* Provided information *
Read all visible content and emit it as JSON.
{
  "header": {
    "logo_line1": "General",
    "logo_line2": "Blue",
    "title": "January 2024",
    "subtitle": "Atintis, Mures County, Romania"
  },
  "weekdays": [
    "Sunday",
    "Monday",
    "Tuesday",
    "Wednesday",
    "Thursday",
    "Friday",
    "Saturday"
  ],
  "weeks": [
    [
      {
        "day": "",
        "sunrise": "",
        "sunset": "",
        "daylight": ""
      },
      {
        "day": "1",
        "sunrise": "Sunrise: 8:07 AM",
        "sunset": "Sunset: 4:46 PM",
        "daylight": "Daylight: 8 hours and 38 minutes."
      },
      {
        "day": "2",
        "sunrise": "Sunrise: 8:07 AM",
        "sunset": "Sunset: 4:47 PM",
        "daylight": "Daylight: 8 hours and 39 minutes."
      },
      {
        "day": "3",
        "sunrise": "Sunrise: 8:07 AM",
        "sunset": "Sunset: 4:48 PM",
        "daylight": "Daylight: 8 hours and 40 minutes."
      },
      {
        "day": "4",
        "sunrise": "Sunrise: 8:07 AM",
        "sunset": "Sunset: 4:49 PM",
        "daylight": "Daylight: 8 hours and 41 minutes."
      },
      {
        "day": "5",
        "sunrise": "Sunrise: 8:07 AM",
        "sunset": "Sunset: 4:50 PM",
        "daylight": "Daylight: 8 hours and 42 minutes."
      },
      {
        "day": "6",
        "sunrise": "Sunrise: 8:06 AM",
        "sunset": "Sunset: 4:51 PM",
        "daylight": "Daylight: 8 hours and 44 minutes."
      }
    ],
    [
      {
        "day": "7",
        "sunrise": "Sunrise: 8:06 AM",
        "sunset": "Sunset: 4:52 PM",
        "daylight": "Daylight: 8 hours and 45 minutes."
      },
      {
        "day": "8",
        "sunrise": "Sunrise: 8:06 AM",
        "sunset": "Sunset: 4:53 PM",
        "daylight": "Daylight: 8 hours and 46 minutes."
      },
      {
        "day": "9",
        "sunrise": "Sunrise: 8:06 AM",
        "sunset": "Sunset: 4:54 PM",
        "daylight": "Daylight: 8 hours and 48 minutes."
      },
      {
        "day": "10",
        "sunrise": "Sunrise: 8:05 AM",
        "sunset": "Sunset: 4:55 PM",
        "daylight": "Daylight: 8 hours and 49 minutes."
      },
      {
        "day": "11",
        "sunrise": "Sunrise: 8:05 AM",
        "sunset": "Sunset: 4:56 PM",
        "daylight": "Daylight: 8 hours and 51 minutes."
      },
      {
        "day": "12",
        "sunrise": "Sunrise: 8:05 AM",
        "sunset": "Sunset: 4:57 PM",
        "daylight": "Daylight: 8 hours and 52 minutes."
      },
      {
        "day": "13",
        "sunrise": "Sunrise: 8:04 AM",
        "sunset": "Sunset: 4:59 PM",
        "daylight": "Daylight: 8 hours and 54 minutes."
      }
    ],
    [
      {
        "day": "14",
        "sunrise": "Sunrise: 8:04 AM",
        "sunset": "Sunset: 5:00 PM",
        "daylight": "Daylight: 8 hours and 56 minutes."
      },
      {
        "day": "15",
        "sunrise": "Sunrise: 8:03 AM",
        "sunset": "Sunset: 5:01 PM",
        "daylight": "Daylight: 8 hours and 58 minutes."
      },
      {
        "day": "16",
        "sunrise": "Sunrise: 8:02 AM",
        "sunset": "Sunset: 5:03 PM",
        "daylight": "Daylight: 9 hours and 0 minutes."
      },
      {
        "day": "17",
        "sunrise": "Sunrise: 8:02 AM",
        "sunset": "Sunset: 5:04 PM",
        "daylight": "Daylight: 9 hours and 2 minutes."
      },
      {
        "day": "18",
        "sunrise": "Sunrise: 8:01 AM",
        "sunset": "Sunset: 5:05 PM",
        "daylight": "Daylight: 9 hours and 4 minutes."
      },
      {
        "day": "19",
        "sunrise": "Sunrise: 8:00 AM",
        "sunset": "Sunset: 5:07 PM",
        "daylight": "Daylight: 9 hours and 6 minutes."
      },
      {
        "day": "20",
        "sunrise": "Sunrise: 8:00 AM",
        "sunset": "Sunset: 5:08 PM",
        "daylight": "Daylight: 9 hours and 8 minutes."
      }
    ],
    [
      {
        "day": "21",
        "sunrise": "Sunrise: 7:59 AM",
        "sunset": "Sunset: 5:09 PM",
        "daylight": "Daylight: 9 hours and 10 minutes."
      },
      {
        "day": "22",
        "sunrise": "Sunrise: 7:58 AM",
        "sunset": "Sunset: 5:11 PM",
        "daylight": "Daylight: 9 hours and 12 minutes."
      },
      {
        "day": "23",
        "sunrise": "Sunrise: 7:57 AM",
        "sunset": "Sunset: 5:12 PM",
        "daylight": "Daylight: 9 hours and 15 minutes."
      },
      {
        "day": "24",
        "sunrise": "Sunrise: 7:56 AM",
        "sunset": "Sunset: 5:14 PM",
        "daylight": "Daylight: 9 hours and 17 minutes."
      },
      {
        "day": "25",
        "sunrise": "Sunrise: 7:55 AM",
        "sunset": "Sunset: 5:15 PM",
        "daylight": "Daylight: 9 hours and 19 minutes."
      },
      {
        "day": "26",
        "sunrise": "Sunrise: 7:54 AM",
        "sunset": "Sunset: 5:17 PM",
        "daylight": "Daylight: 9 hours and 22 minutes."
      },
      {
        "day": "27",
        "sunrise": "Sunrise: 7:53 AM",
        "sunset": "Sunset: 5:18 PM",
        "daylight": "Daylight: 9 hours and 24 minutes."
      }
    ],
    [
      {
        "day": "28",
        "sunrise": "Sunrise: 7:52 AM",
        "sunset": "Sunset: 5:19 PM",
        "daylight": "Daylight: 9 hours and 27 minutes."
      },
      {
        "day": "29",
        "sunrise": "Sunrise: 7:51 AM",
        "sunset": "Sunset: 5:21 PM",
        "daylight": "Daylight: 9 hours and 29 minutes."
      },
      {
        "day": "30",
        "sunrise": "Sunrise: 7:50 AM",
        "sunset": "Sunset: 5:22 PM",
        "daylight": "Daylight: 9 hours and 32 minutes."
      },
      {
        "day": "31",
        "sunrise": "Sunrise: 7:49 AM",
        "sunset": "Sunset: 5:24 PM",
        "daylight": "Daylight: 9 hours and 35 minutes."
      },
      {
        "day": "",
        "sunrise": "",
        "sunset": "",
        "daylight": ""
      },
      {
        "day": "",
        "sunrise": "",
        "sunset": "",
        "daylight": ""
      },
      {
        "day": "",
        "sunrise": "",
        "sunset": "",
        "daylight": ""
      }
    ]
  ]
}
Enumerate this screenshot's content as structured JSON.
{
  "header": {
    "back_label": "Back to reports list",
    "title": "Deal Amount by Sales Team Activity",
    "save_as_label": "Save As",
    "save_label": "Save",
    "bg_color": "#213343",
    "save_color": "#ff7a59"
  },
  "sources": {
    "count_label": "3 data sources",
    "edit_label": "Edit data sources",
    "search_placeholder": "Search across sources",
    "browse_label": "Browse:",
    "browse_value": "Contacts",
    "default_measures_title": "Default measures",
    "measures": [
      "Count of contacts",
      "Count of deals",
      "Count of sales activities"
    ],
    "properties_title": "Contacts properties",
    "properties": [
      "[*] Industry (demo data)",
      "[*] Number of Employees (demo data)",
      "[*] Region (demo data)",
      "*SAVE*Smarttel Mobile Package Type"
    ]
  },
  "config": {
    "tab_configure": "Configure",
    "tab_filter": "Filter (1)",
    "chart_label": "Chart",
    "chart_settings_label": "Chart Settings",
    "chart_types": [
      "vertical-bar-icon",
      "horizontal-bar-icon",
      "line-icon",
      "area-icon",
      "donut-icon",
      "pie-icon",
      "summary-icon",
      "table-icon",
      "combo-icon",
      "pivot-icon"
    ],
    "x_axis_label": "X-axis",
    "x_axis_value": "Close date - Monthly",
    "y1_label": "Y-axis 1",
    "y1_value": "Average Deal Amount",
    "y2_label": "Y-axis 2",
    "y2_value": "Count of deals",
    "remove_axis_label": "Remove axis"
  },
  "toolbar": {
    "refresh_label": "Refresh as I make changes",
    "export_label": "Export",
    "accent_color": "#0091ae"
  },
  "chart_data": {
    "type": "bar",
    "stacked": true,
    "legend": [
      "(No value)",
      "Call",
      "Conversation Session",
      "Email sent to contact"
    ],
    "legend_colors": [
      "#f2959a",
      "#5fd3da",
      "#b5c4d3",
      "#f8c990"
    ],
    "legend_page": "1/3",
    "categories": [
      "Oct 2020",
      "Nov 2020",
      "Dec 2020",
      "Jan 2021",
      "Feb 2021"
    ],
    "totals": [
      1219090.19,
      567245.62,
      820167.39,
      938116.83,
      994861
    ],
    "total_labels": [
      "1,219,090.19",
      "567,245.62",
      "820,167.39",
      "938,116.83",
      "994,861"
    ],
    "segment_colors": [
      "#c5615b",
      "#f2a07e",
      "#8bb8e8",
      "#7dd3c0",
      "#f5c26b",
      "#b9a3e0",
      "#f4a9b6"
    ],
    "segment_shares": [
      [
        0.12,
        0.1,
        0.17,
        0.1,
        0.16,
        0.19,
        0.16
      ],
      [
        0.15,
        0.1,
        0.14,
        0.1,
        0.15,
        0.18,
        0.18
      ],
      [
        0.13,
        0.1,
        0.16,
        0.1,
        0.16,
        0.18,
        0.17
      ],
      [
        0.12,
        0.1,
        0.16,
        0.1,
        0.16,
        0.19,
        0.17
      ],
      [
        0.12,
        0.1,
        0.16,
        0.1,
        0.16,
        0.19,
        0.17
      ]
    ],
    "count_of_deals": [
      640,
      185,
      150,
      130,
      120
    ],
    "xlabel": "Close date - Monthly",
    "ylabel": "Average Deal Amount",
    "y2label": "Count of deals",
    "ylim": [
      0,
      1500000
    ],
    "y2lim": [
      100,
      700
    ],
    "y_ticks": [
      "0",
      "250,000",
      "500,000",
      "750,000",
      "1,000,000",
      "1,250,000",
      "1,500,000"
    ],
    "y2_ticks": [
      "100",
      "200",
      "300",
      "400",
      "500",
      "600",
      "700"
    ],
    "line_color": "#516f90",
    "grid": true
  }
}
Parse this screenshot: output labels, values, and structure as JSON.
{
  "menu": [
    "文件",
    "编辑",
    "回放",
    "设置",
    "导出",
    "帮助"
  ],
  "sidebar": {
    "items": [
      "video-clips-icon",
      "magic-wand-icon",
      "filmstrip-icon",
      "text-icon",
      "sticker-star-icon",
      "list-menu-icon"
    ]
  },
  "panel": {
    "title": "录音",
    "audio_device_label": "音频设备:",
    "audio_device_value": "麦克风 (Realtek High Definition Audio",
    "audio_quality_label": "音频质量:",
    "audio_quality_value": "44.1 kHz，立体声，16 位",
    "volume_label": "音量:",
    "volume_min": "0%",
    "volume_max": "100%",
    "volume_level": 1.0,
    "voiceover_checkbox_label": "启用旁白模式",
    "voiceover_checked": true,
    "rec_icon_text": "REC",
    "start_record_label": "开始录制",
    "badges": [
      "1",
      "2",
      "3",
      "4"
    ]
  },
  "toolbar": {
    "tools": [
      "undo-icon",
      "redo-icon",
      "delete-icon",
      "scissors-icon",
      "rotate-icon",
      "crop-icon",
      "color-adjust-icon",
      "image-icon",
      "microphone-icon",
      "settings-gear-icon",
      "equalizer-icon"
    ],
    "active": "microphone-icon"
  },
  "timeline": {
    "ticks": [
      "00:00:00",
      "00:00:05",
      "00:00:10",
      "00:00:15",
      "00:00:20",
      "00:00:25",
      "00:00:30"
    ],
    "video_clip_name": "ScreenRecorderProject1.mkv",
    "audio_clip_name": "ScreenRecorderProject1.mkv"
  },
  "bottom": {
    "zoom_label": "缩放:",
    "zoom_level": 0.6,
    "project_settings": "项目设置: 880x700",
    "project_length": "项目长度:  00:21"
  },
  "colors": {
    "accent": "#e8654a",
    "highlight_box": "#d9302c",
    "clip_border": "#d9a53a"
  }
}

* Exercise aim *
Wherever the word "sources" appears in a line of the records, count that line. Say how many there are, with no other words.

* Response to the task *
4